 Clustering algorithms can be used with many types of data, as long as you have means to distribute them in a space, where there is the concept of distance. Vectors are obvious choices, but not everything can be represented into N-dimensional points. Another way to plot data, that is much closer to real data, is to allow for a large number of binary axis, like tags. So, you can cluster by the amount of tags the entries share, with the distance being (only relative to others) the proportion of these against the non-sharing tags.

An example of tag clustering can be viewed on Google News, an example of clustering on Euclidean spaces can be viewed on the image above (full code here). The clustering code is very small, and the result is very impressive for such a simple code. But the devil is in the details…

Each red dots group is generated randomly from a given central point (draws N randomly distributed points inside a circle or radius R centred at C). Each centre is randomly placed, and sometimes their groups collide (as you can see on the image), but that’s part of the challenge. To find the groups, and their centres, I throw random points (with no knowledge of the groups’ centres) and iterate until I find all groups.

The iteration is very simple, and consists of two steps:

1. Assignment Step: For each point, assign it to the nearest mean. This is why you need the concept of distance, and that’s a tricky part. With Cartesian coordinates, it’s simple.
2. Update Step: Calculate the real mean of all points belonging to each mean point, and update the point to be at it. This is basically moving the supposed (randomly guessed) mean to it’s rightful place.

On the second iteration, the means, that were randomly selected at first, are now closer to a set of points. Not necessarily points in the same cluster, but the cluster that has more points assigned to any given mean will slowly steal it from the others, since it’ll have more weight when updating it on step 2.

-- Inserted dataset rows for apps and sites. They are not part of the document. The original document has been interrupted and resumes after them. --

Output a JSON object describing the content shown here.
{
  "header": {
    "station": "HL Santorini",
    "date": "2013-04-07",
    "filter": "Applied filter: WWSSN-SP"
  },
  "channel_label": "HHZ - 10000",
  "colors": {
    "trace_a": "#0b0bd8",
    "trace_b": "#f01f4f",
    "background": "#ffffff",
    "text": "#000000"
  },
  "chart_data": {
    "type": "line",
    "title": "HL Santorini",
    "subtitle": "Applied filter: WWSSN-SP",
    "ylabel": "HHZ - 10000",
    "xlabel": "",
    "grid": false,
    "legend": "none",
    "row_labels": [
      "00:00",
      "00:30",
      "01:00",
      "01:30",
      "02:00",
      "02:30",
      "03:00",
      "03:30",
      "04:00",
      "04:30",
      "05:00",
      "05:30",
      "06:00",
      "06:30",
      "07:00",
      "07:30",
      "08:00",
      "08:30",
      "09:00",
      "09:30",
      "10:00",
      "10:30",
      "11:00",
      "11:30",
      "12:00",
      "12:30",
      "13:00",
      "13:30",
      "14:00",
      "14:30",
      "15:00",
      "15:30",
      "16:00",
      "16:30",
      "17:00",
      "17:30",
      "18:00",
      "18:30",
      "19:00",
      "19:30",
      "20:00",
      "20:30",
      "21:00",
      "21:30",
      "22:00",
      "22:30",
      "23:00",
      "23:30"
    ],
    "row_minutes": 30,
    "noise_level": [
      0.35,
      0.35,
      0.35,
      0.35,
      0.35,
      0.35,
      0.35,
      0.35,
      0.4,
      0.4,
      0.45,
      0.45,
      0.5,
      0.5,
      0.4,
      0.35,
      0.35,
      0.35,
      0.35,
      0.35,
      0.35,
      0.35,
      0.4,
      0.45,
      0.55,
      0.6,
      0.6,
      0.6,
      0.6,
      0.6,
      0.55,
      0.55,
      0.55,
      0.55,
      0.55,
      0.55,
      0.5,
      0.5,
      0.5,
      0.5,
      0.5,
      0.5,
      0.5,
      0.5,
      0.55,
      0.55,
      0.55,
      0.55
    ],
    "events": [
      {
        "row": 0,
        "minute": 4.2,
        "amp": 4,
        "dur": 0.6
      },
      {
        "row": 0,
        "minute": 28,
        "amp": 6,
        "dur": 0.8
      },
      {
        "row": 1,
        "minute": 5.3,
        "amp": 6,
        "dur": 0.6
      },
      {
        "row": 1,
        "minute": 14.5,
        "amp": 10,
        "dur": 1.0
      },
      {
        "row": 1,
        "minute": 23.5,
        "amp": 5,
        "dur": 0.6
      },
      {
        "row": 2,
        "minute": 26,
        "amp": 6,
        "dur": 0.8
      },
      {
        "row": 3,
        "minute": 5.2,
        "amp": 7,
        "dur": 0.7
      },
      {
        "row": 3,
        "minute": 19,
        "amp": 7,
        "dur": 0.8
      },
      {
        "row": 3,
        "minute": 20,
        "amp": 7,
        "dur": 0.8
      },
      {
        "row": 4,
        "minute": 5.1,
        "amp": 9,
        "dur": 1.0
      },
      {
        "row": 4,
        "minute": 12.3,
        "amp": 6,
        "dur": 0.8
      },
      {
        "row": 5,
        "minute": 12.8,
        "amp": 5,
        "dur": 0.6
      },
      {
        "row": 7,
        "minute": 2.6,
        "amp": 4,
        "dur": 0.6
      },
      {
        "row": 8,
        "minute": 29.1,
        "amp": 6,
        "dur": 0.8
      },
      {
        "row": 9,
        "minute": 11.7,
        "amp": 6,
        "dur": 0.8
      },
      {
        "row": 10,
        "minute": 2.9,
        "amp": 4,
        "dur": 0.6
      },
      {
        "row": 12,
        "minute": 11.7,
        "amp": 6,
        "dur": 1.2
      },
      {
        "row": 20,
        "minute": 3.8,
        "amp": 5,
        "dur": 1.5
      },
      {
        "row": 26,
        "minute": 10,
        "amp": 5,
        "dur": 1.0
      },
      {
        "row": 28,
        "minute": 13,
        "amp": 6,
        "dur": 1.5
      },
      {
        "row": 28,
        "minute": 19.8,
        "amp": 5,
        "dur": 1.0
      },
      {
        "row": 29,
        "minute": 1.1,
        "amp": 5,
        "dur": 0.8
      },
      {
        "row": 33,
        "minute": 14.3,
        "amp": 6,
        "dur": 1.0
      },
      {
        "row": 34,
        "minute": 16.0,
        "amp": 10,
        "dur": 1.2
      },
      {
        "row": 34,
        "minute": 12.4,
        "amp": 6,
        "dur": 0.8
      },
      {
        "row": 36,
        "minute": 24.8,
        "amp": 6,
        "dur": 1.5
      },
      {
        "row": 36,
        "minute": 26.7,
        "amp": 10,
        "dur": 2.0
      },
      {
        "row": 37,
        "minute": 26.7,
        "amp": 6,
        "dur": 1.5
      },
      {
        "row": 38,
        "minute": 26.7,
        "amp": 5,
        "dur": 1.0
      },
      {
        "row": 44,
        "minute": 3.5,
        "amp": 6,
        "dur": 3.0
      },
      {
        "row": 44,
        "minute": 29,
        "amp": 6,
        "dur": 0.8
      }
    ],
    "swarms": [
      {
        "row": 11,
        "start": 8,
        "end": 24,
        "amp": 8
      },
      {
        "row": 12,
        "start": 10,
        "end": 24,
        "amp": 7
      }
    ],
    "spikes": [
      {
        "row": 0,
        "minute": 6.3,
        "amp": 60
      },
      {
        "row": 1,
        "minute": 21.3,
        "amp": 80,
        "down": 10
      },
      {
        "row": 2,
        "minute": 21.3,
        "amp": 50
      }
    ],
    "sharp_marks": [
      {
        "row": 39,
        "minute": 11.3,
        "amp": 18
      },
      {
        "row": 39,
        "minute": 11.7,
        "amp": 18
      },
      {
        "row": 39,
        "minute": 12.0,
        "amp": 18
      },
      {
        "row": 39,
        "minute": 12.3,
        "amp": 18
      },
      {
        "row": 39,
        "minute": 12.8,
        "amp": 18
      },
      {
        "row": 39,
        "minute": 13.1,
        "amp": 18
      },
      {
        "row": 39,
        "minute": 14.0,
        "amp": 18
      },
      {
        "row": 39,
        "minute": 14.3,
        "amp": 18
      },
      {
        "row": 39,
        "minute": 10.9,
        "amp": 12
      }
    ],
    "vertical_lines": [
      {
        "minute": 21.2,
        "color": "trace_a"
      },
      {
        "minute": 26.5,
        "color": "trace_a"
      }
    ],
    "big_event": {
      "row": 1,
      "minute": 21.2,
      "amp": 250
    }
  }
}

If all goes right, the means will slowly move towards the centre of each group and you can stop when the means don’t move too much after the update step.

Many problems will arise in this simplified version, for sure. For instance, if the mean is exactly in between two groups, and both pull it to their centres with equally strong forces, thus never moving the mean, thus the algorithm thinks it has already found its group, when in fact, it found two. Or if the group is so large that it ends up with two or more means which it belongs, splitting it into many groups.

To overcome these deficiencies, some advanced forms of K-means take into account the shape of the group during the update step, sometimes called soft k-means. Other heuristics can be added as further steps to make sure there aren’t two means too close to each other (relative to their groups’ sizes), or if there are big gaps between points of the same group, but that kind of heuristics tend to be exponential in execution, since they examine every point of a group in relation to other points of the same group.

All in all, still an impressive performance for such a simple algorithm. Next in line, I’ll try clustering data distributed among many binary axis and see how k-means behave.